Start of Exercise inputs

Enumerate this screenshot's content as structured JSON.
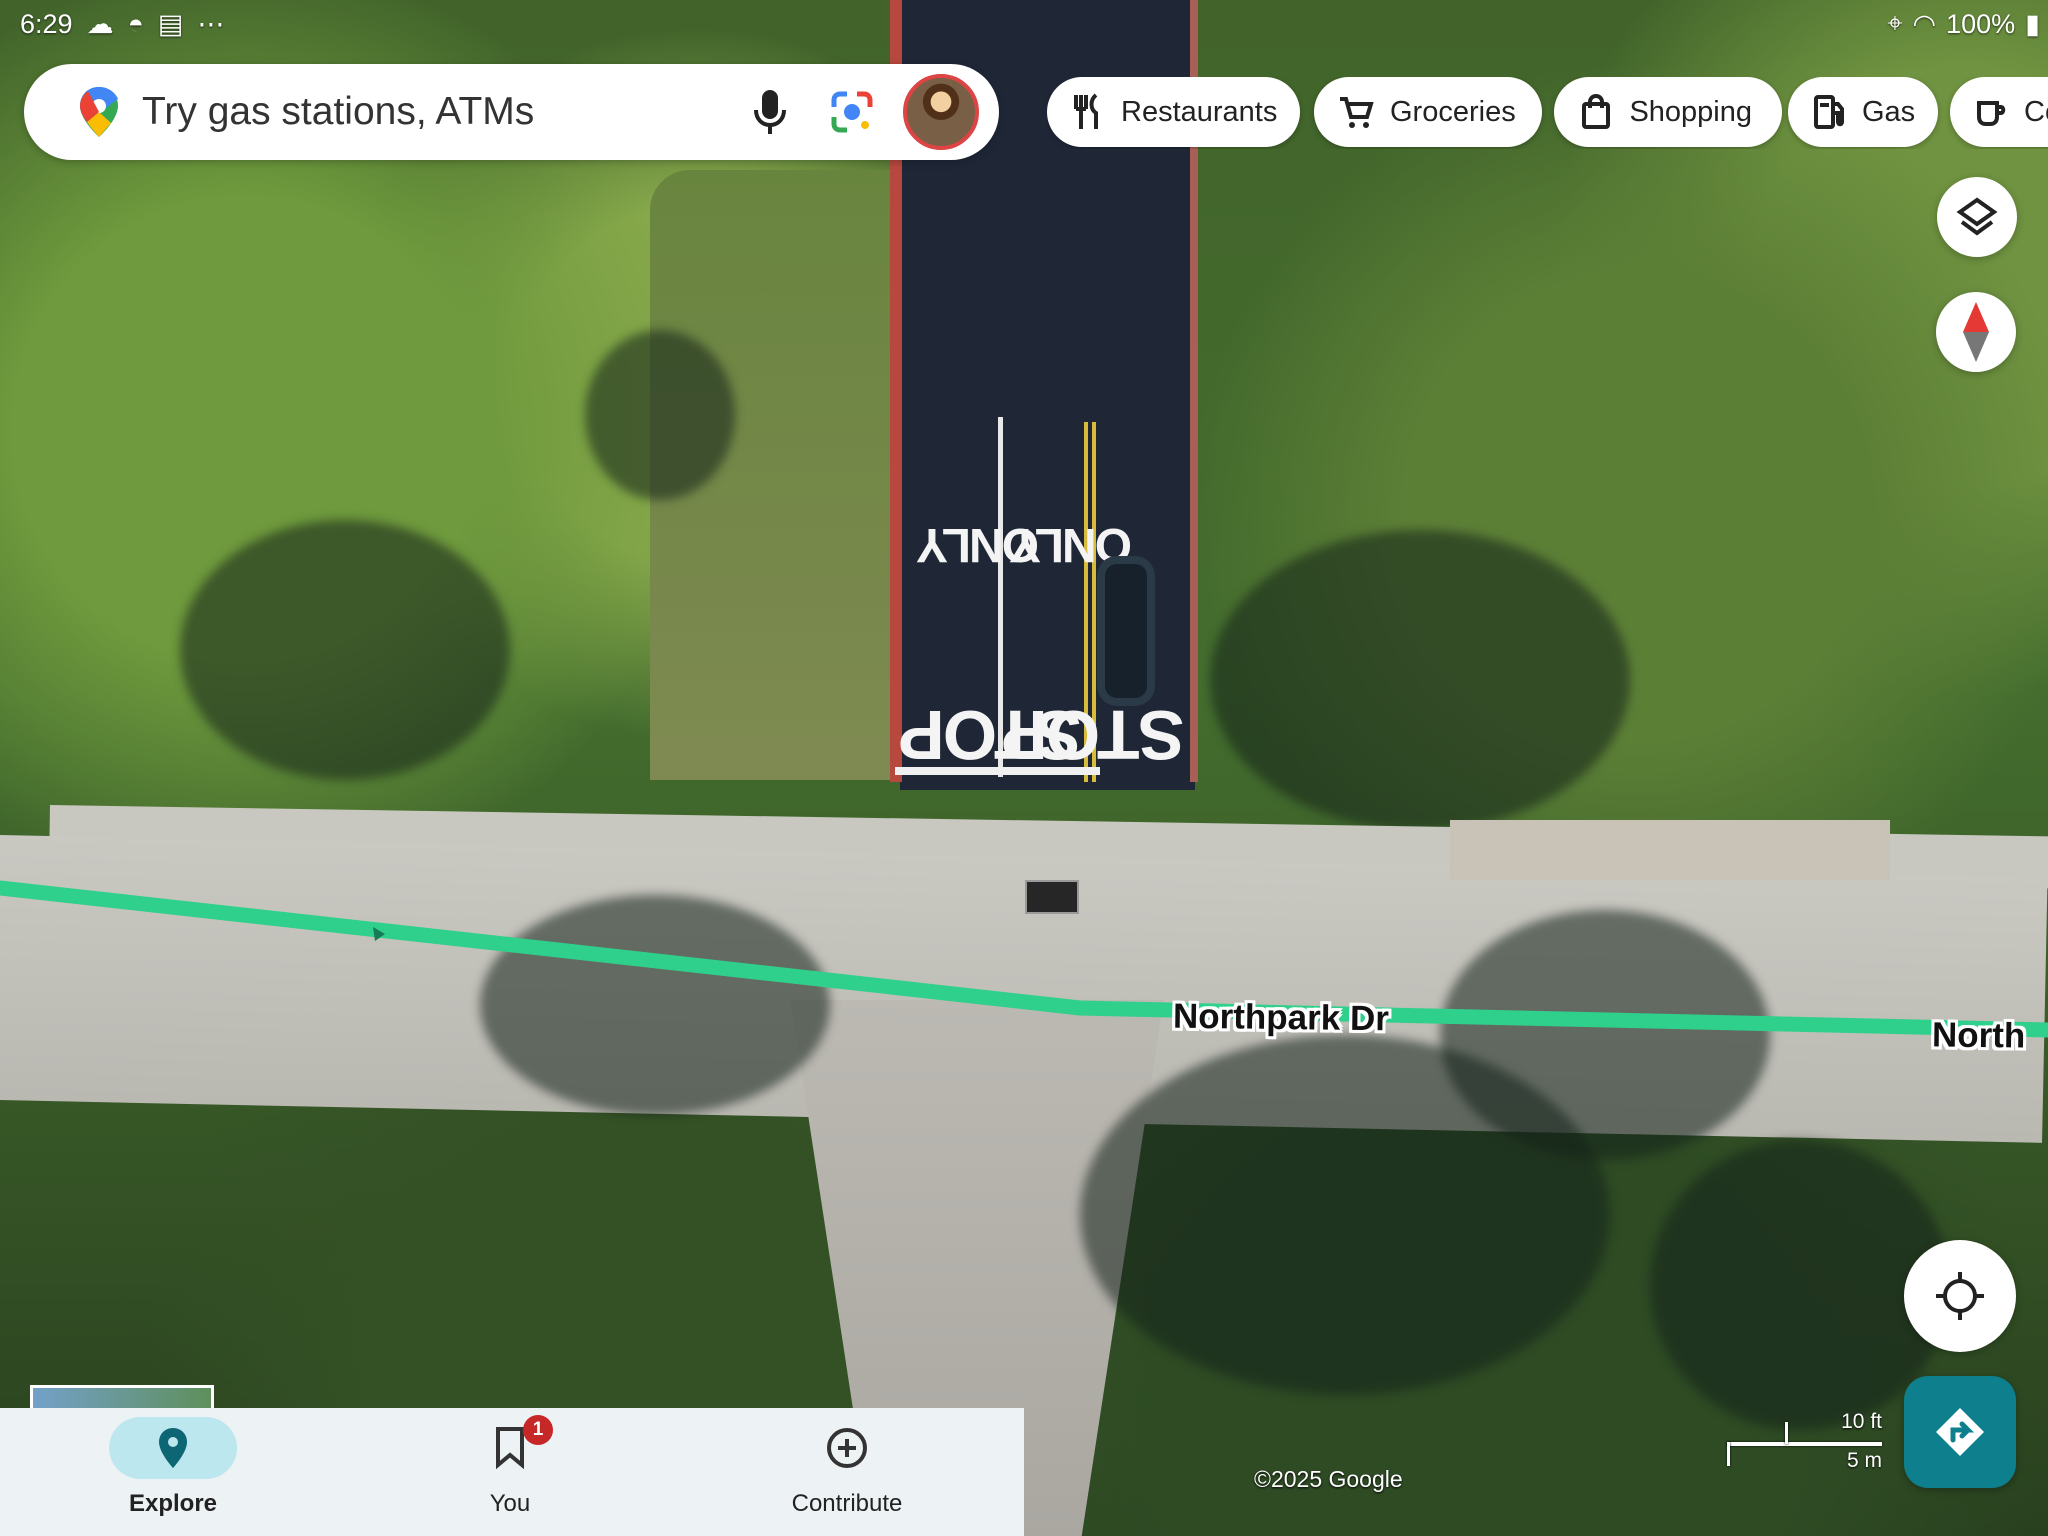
{
  "status_bar": {
    "time": "6:29",
    "battery": "100%",
    "icons_left": [
      "cloud-icon",
      "incognito-icon",
      "pdf-icon",
      "more-icon"
    ],
    "icons_right": [
      "location-icon",
      "wifi-icon",
      "battery-icon"
    ]
  },
  "search": {
    "placeholder": "Try gas stations, ATMs",
    "value": "",
    "icons": [
      "maps-pin-icon",
      "mic-icon",
      "lens-icon",
      "avatar"
    ]
  },
  "chips": [
    {
      "label": "Restaurants",
      "icon": "utensils-icon"
    },
    {
      "label": "Groceries",
      "icon": "cart-icon"
    },
    {
      "label": "Shopping",
      "icon": "bag-icon"
    },
    {
      "label": "Gas",
      "icon": "gas-icon"
    },
    {
      "label": "Co",
      "icon": "coffee-icon"
    }
  ],
  "map": {
    "type": "satellite",
    "road_labels": [
      {
        "text": "Northpark Dr"
      },
      {
        "text": "North"
      }
    ],
    "pavement_markings": {
      "stop": "STOP",
      "only": "ONLY"
    },
    "route_color": "#2fd08c",
    "copyright": "©2025 Google",
    "scale": {
      "imperial": "10 ft",
      "metric": "5 m"
    }
  },
  "controls": [
    "layers-icon",
    "compass-icon",
    "my-location-icon",
    "directions-icon"
  ],
  "bottom_nav": {
    "items": [
      {
        "label": "Explore",
        "icon": "explore-pin-icon",
        "active": true
      },
      {
        "label": "You",
        "icon": "bookmark-icon",
        "badge": "1"
      },
      {
        "label": "Contribute",
        "icon": "add-circle-icon"
      }
    ]
  },
  "colors": {
    "route": "#2fd08c",
    "directions_button": "#0d7f8d",
    "active_nav": "#bde7ef",
    "badge": "#c62828"
  }
}
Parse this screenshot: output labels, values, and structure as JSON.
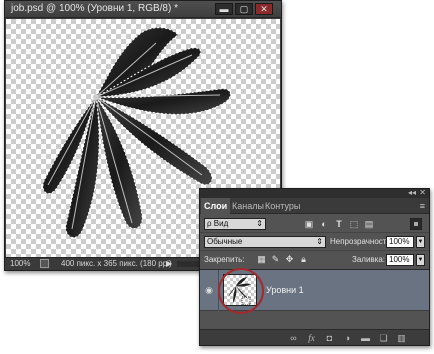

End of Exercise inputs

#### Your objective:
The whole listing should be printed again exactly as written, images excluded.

#### Solution:
Enumerate this screenshot's content as structured JSON.
{
  "status_bar": {
    "time": "6:29",
    "battery": "100%",
    "icons_left": [
      "cloud-icon",
      "incognito-icon",
      "pdf-icon",
      "more-icon"
    ],
    "icons_right": [
      "location-icon",
      "wifi-icon",
      "battery-icon"
    ]
  },
  "search": {
    "placeholder": "Try gas stations, ATMs",
    "value": "",
    "icons": [
      "maps-pin-icon",
      "mic-icon",
      "lens-icon",
      "avatar"
    ]
  },
  "chips": [
    {
      "label": "Restaurants",
      "icon": "utensils-icon"
    },
    {
      "label": "Groceries",
      "icon": "cart-icon"
    },
    {
      "label": "Shopping",
      "icon": "bag-icon"
    },
    {
      "label": "Gas",
      "icon": "gas-icon"
    },
    {
      "label": "Co",
      "icon": "coffee-icon"
    }
  ],
  "map": {
    "type": "satellite",
    "road_labels": [
      {
        "text": "Northpark Dr"
      },
      {
        "text": "North"
      }
    ],
    "pavement_markings": {
      "stop": "STOP",
      "only": "ONLY"
    },
    "route_color": "#2fd08c",
    "copyright": "©2025 Google",
    "scale": {
      "imperial": "10 ft",
      "metric": "5 m"
    }
  },
  "controls": [
    "layers-icon",
    "compass-icon",
    "my-location-icon",
    "directions-icon"
  ],
  "bottom_nav": {
    "items": [
      {
        "label": "Explore",
        "icon": "explore-pin-icon",
        "active": true
      },
      {
        "label": "You",
        "icon": "bookmark-icon",
        "badge": "1"
      },
      {
        "label": "Contribute",
        "icon": "add-circle-icon"
      }
    ]
  },
  "colors": {
    "route": "#2fd08c",
    "directions_button": "#0d7f8d",
    "active_nav": "#bde7ef",
    "badge": "#c62828"
  }
}
Parse this screenshot: output labels, values, and structure as JSON.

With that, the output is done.